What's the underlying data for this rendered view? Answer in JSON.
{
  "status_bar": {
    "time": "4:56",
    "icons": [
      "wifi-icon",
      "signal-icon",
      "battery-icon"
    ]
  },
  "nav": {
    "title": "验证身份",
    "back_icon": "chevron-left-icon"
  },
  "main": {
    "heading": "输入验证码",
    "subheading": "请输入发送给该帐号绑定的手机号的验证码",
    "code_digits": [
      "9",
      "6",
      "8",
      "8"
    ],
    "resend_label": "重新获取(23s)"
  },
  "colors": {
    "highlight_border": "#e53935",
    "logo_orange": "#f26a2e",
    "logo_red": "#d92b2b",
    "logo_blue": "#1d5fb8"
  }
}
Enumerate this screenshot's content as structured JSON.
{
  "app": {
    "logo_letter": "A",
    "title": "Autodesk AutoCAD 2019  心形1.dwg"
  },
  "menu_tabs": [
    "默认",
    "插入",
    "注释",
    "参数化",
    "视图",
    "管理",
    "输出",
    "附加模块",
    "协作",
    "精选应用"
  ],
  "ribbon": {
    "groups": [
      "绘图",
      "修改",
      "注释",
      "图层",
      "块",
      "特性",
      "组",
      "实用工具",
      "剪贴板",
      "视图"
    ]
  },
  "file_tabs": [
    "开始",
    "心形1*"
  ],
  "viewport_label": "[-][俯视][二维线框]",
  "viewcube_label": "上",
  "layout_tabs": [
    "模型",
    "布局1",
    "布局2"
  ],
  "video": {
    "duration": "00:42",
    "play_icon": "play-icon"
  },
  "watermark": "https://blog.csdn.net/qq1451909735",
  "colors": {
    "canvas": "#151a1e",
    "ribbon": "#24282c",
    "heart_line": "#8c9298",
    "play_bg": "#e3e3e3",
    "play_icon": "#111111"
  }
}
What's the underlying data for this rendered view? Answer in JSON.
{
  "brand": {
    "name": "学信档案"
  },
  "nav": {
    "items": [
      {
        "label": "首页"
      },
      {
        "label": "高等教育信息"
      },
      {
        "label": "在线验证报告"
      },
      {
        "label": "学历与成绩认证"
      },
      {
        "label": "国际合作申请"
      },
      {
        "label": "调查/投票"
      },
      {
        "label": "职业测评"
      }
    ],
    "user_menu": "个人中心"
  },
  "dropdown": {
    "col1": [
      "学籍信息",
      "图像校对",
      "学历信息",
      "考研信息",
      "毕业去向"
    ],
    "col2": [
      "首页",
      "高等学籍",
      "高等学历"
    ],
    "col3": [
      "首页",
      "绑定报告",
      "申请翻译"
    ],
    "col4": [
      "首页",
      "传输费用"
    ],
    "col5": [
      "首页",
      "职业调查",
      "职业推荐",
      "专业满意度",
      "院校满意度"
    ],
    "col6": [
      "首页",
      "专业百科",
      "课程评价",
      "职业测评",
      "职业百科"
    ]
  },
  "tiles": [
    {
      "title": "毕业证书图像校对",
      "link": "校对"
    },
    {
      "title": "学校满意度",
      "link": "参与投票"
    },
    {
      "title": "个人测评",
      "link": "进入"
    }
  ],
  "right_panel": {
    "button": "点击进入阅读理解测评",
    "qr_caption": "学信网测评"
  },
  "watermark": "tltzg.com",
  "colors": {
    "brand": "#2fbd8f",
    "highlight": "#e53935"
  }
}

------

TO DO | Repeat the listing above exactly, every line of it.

RESPONSE AREA |
What's the underlying data for this rendered view? Answer in JSON.
{
  "status_bar": {
    "time": "4:56",
    "icons": [
      "wifi-icon",
      "signal-icon",
      "battery-icon"
    ]
  },
  "nav": {
    "title": "验证身份",
    "back_icon": "chevron-left-icon"
  },
  "main": {
    "heading": "输入验证码",
    "subheading": "请输入发送给该帐号绑定的手机号的验证码",
    "code_digits": [
      "9",
      "6",
      "8",
      "8"
    ],
    "resend_label": "重新获取(23s)"
  },
  "colors": {
    "highlight_border": "#e53935",
    "logo_orange": "#f26a2e",
    "logo_red": "#d92b2b",
    "logo_blue": "#1d5fb8"
  }
}
Enumerate this screenshot's content as structured JSON.
{
  "app": {
    "logo_letter": "A",
    "title": "Autodesk AutoCAD 2019  心形1.dwg"
  },
  "menu_tabs": [
    "默认",
    "插入",
    "注释",
    "参数化",
    "视图",
    "管理",
    "输出",
    "附加模块",
    "协作",
    "精选应用"
  ],
  "ribbon": {
    "groups": [
      "绘图",
      "修改",
      "注释",
      "图层",
      "块",
      "特性",
      "组",
      "实用工具",
      "剪贴板",
      "视图"
    ]
  },
  "file_tabs": [
    "开始",
    "心形1*"
  ],
  "viewport_label": "[-][俯视][二维线框]",
  "viewcube_label": "上",
  "layout_tabs": [
    "模型",
    "布局1",
    "布局2"
  ],
  "video": {
    "duration": "00:42",
    "play_icon": "play-icon"
  },
  "watermark": "https://blog.csdn.net/qq1451909735",
  "colors": {
    "canvas": "#151a1e",
    "ribbon": "#24282c",
    "heart_line": "#8c9298",
    "play_bg": "#e3e3e3",
    "play_icon": "#111111"
  }
}
What's the underlying data for this rendered view? Answer in JSON.
{
  "brand": {
    "name": "学信档案"
  },
  "nav": {
    "items": [
      {
        "label": "首页"
      },
      {
        "label": "高等教育信息"
      },
      {
        "label": "在线验证报告"
      },
      {
        "label": "学历与成绩认证"
      },
      {
        "label": "国际合作申请"
      },
      {
        "label": "调查/投票"
      },
      {
        "label": "职业测评"
      }
    ],
    "user_menu": "个人中心"
  },
  "dropdown": {
    "col1": [
      "学籍信息",
      "图像校对",
      "学历信息",
      "考研信息",
      "毕业去向"
    ],
    "col2": [
      "首页",
      "高等学籍",
      "高等学历"
    ],
    "col3": [
      "首页",
      "绑定报告",
      "申请翻译"
    ],
    "col4": [
      "首页",
      "传输费用"
    ],
    "col5": [
      "首页",
      "职业调查",
      "职业推荐",
      "专业满意度",
      "院校满意度"
    ],
    "col6": [
      "首页",
      "专业百科",
      "课程评价",
      "职业测评",
      "职业百科"
    ]
  },
  "tiles": [
    {
      "title": "毕业证书图像校对",
      "link": "校对"
    },
    {
      "title": "学校满意度",
      "link": "参与投票"
    },
    {
      "title": "个人测评",
      "link": "进入"
    }
  ],
  "right_panel": {
    "button": "点击进入阅读理解测评",
    "qr_caption": "学信网测评"
  },
  "watermark": "tltzg.com",
  "colors": {
    "brand": "#2fbd8f",
    "highlight": "#e53935"
  }
}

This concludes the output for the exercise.